Score another run for the home team—they’re certainly not scoring them on the field.
Ethier is one of the team’s bright spots at a time when there are dim bulbs all over the place. He is off to the best start of his major league career, coming off that hot 30-game hitting streak that left him just one hit short of tying Willie Davis for the club record.
Center fielder Matt Kemp has been just as hot, pounding out seven home runs to go along with 26 runs batted in and a .326 average. But other than second baseman Jamey Carroll and his .320 average, the Dodgers offense has been anemic and the team is just plain lucky that they play in the equally anemic National League West.
The bottom five of the starting lineup includes four position players hitting between .133 and .230 and any one of their pitchers.
Not exactly murderer’s row—more like the Saturday softball club.
The Dodgers ended Monday night four games out of first place after 2-1 loss to the Brewers. The Dodgers' record is 19-23 and they’re a not-so-intimidating 10-12 at home.
In a pregame interview in the Dodger dugout, manager Don Mattingly defended his team’s performance. He’s either the most naive manager in all of baseball or he truly believes in his players and their chances at taking the division with the players management has provided him with.
“We’ll do it with pitching,” Mattingly told a group of reporters from the Dodgers dugout. “I think we have what it takes to win the division.”
The first-year skipper went on to say that he thinks the top of the Dodgers order, now comprised of Jamey Carroll and Aaron Miles, has done a pretty good job of getting on base and setting the table for Ethier and Kemp.

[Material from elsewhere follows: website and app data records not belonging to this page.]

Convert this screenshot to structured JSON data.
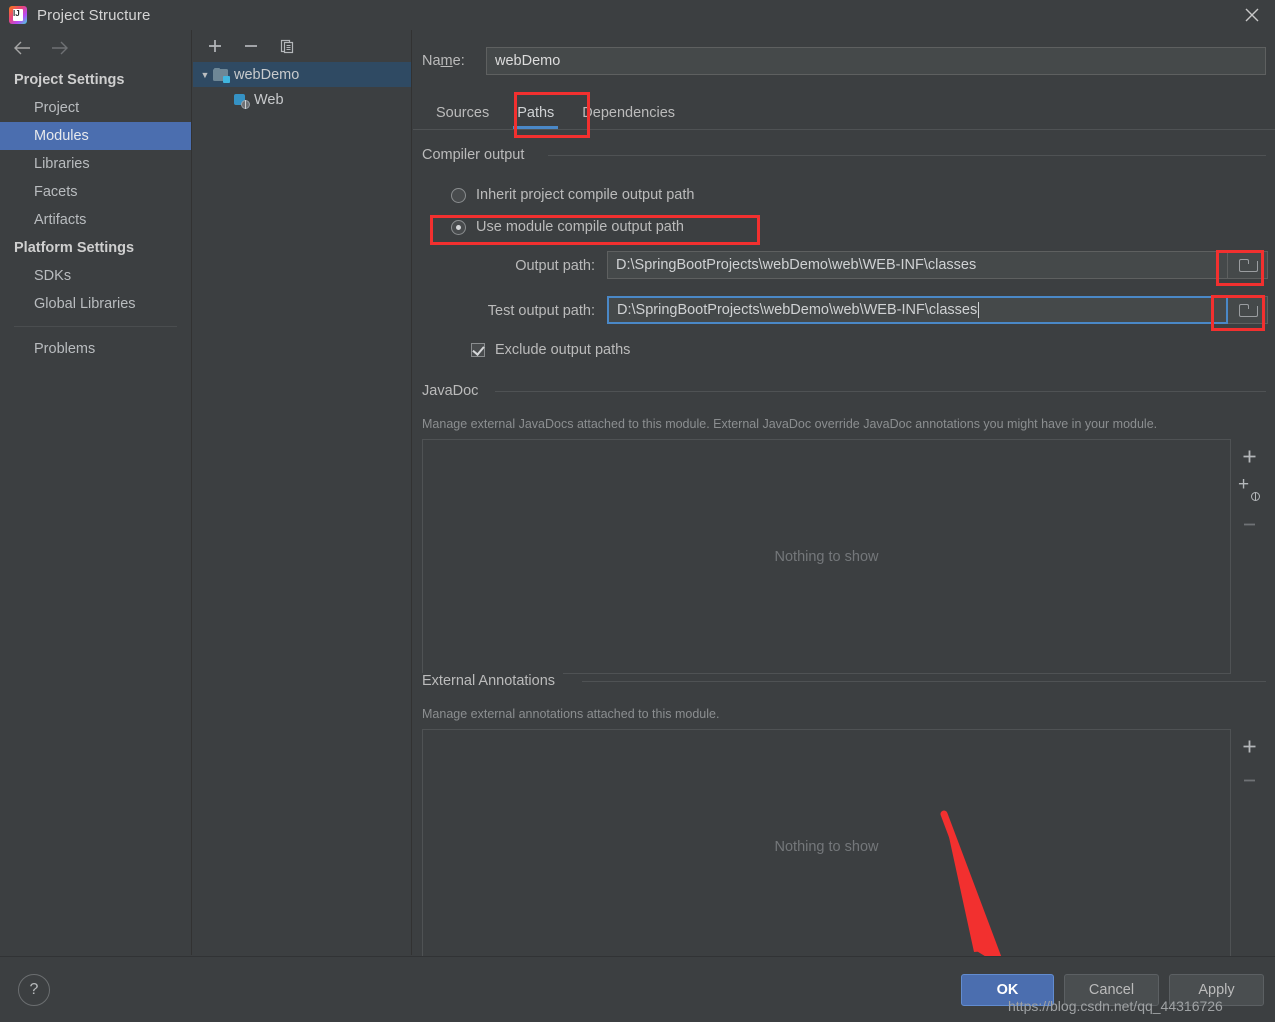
{
  "window": {
    "title": "Project Structure",
    "app_icon": "intellij-idea-icon",
    "close_icon": "close-icon"
  },
  "nav": {
    "back_icon": "arrow-left-icon",
    "forward_icon": "arrow-right-icon"
  },
  "sidebar": {
    "groups": [
      {
        "label": "Project Settings",
        "items": [
          {
            "label": "Project",
            "selected": false
          },
          {
            "label": "Modules",
            "selected": true
          },
          {
            "label": "Libraries",
            "selected": false
          },
          {
            "label": "Facets",
            "selected": false
          },
          {
            "label": "Artifacts",
            "selected": false
          }
        ]
      },
      {
        "label": "Platform Settings",
        "items": [
          {
            "label": "SDKs",
            "selected": false
          },
          {
            "label": "Global Libraries",
            "selected": false
          }
        ]
      }
    ],
    "problems_label": "Problems"
  },
  "tree": {
    "toolbar": {
      "add_icon": "plus-icon",
      "remove_icon": "minus-icon",
      "copy_icon": "copy-icon"
    },
    "nodes": [
      {
        "label": "webDemo",
        "icon": "module-folder-icon",
        "selected": true,
        "expanded": true
      },
      {
        "label": "Web",
        "icon": "web-facet-icon",
        "selected": false
      }
    ]
  },
  "main": {
    "name": {
      "label_pre": "Na",
      "label_mnemonic": "m",
      "label_post": "e:",
      "value": "webDemo"
    },
    "tabs": [
      {
        "label": "Sources",
        "active": false
      },
      {
        "label": "Paths",
        "active": true
      },
      {
        "label": "Dependencies",
        "active": false
      }
    ],
    "compiler_output": {
      "title": "Compiler output",
      "options": [
        {
          "label": "Inherit project compile output path",
          "checked": false
        },
        {
          "label": "Use module compile output path",
          "checked": true
        }
      ],
      "output_path": {
        "label": "Output path:",
        "value": "D:\\SpringBootProjects\\webDemo\\web\\WEB-INF\\classes",
        "focused": false,
        "browse_icon": "folder-browse-icon"
      },
      "test_output_path": {
        "label": "Test output path:",
        "value": "D:\\SpringBootProjects\\webDemo\\web\\WEB-INF\\classes",
        "focused": true,
        "browse_icon": "folder-browse-icon"
      },
      "exclude": {
        "label": "Exclude output paths",
        "checked": true
      }
    },
    "javadoc": {
      "title": "JavaDoc",
      "hint": "Manage external JavaDocs attached to this module. External JavaDoc override JavaDoc annotations you might have in your module.",
      "empty": "Nothing to show",
      "buttons": [
        {
          "icon": "plus-icon",
          "enabled": true
        },
        {
          "icon": "plus-url-globe-icon",
          "enabled": true
        },
        {
          "icon": "minus-icon",
          "enabled": false
        }
      ]
    },
    "external_annotations": {
      "title": "External Annotations",
      "hint": "Manage external annotations attached to this module.",
      "empty": "Nothing to show",
      "buttons": [
        {
          "icon": "plus-icon",
          "enabled": true
        },
        {
          "icon": "minus-icon",
          "enabled": false
        }
      ]
    }
  },
  "footer": {
    "help_label": "?",
    "ok_label": "OK",
    "cancel_label": "Cancel",
    "apply_label": "Apply"
  },
  "watermark": "https://blog.csdn.net/qq_44316726",
  "colors": {
    "accent_blue": "#4b6eaf",
    "tab_underline": "#4a88c7",
    "focus_border": "#4a88c7",
    "annotation_red": "#f2302f",
    "window_bg": "#3c3f41",
    "tree_selected": "#2f4a63"
  }
}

“But, we’ve got to get Juan (Uribe) going, we’ve got to get James (Loney) going and get more production from the bottom of the lineup.
“I’m not saying we’re happy with us being four games under .500. But, I know these guys are playing hard every day and I’m proud of the way they’re playing.”
So, on a Monday night when 35,000 fans braved some pretty chilly L.A. May weather, the Dodgers continued to play like a broken record; one without a distinct personality to it.
And while kudos must be given to such players as Ethier and Kemp, both of whom stormed out of spring training and opened the season with a bang, the fact remains that this team is floundering.
They have a young, first-year manager with heart and passion doing the best he can with what he’s got.
If, like the Giants last year, the Dodgers can find a strong collective personality, their prospects for success increase tenfold. But if they continue to struggle and allow outside forces to get the better of them, the remaining three quarters of the 2011 season could get ugly.
Expect more bobble heads.